What. A. Horror show. And to be clear, I mean that in the bad way. I didn’t’ really expect this season to avoid the pitfalls of the last one, but let the record show that I actually liked the first two episodes of Coven. I didn’t dismiss them merely because they are the product of Ryan Murphy’s brain, against the advice of a few commenters. But AHS does seem to have some common ground with Murphy’s other work in its ability to accrue goodwill simply for the purpose of throwing it back in viewers’ faces, actually punishing them for liking the show.
This week takes us back to 1971, when a young Fiona was just coming in to her powers. And in a way I feel sorry for the actor they got to play the youthful version of Jessica Lange, because anyone would suffer by that comparison. But the dialogue isn’t doing the actors any favors either; it is a cringe-worthy combination of hackneyed melodrama and exposition.
What we learn is that, when one Supreme comes into power, the one preceding her fades and dies. So young Fiona slits the throat of her Supreme to take the throne. The only witness to her crime was the mute butler who grinned creepily at the proceedings.
Back in the present day, Fiona goes to a bar to try and pick up some men—whom she refers to in her inner monologue as “primitive, beautiful animals”—and is shocked to discover that she has lost the ability to magnetically attract the sex slave of her choosing. Her next stop is a plastic surgeon’s office, where she requests the full Joan Rivers.
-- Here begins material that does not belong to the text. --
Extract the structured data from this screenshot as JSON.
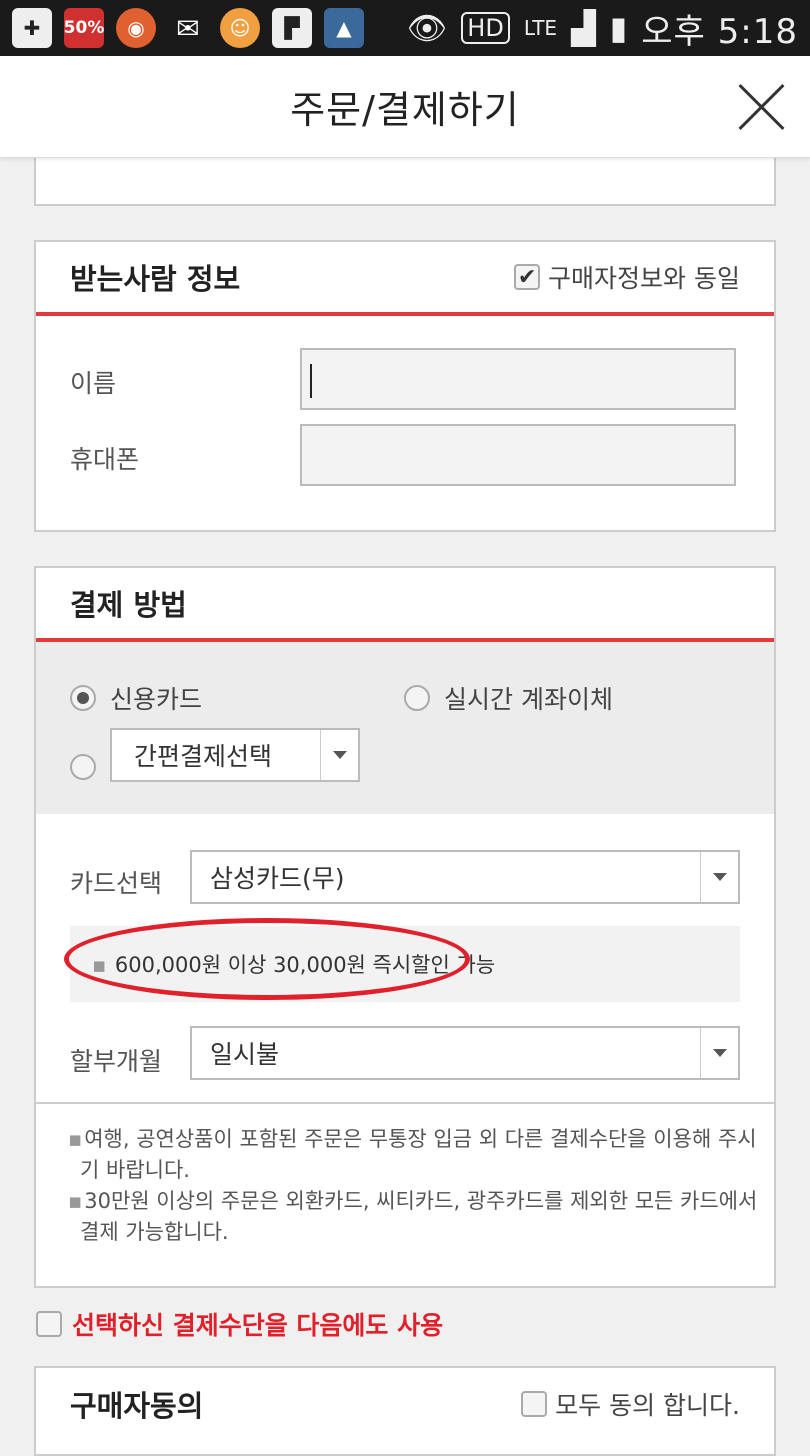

In the Ninth Ward, Zoe goes to visit Kyle’s bereaved mother (Mare Winningham, my all-time favorite actor whose name sounds like it belongs to a cartoon horse). She lights up a bowl and reveals that before Zoe called, she had been ready to hang herself by her own little braid. Desperate to comfort her, Zoe promises that she will be reunited with her son once more.
Back in the Garden District (the fashionable neighborhood in which Miss Robicheaux’s resides) new neighbors are moving in. The family matriarch is Patti Lupone, playing waaaaay against type as a Bible-thumping killjoy. Her son is a sculpture made out of graham crackers, and his physique appeals to the tastes of Madison, Queenie, and Nan. Madison and Nan head over to welcome him, with Nan offering a freshly-baked cake and Madison offers a mostly unblocked view of her boobs. But the Gingerbread Boy is really only interested in Nan, because he can only see inner beauty. His mother’s vision is less impaired, and she orders Madison to leave the house at once.
Mady responds by lighting the drapes on fire with her mind, a power even she hadn’t known she possessed until now.
Upstairs, Delphine LaLaurie gets caught up on current events via TV and learns the horrific truth of modern society: a black man is the president AND they cancelled Firefly after only one season.
Fiona orders Delphine to dress up as a French maid and be Queenie’s personal slave because “there is nothing I hate more than a racist.”
Back at the Swamp Shack, Misty is reading her unauthorized biography of Stevie Nicks to Kyle, but has only gotten as far as the recording of Fleetwood Mac when Zoe bursts in and takes Kyle back to his mother. Misty is devastated, left all alone with only her mud and her scarves to comfort her. Zoe, meanwhile, drops Kyle on his mother’s doorstep, rings the doorbell, and runs away, which is the appropriate protocol for a Valentine or a bouquet, NOT SOMEONE’S ZOMBIE SON.
Elsewhere, Cordelia and Fiona go to their respective doctors to get some bad news.
That night, Kyle’s mom comes to his room and tells him that even though he is clearly now a zombie made from the spare parts of rapists, she still loves him. And the whole time, watching this scene I was like “isn’t it funny how we always imagine there’s a weird incestuous vibe in TV families?” BUT NO. WE ARE NOT IMAGINING ANYTHING, BECAUSE KYLE’S MOM GIVES HIM A HANDJOB.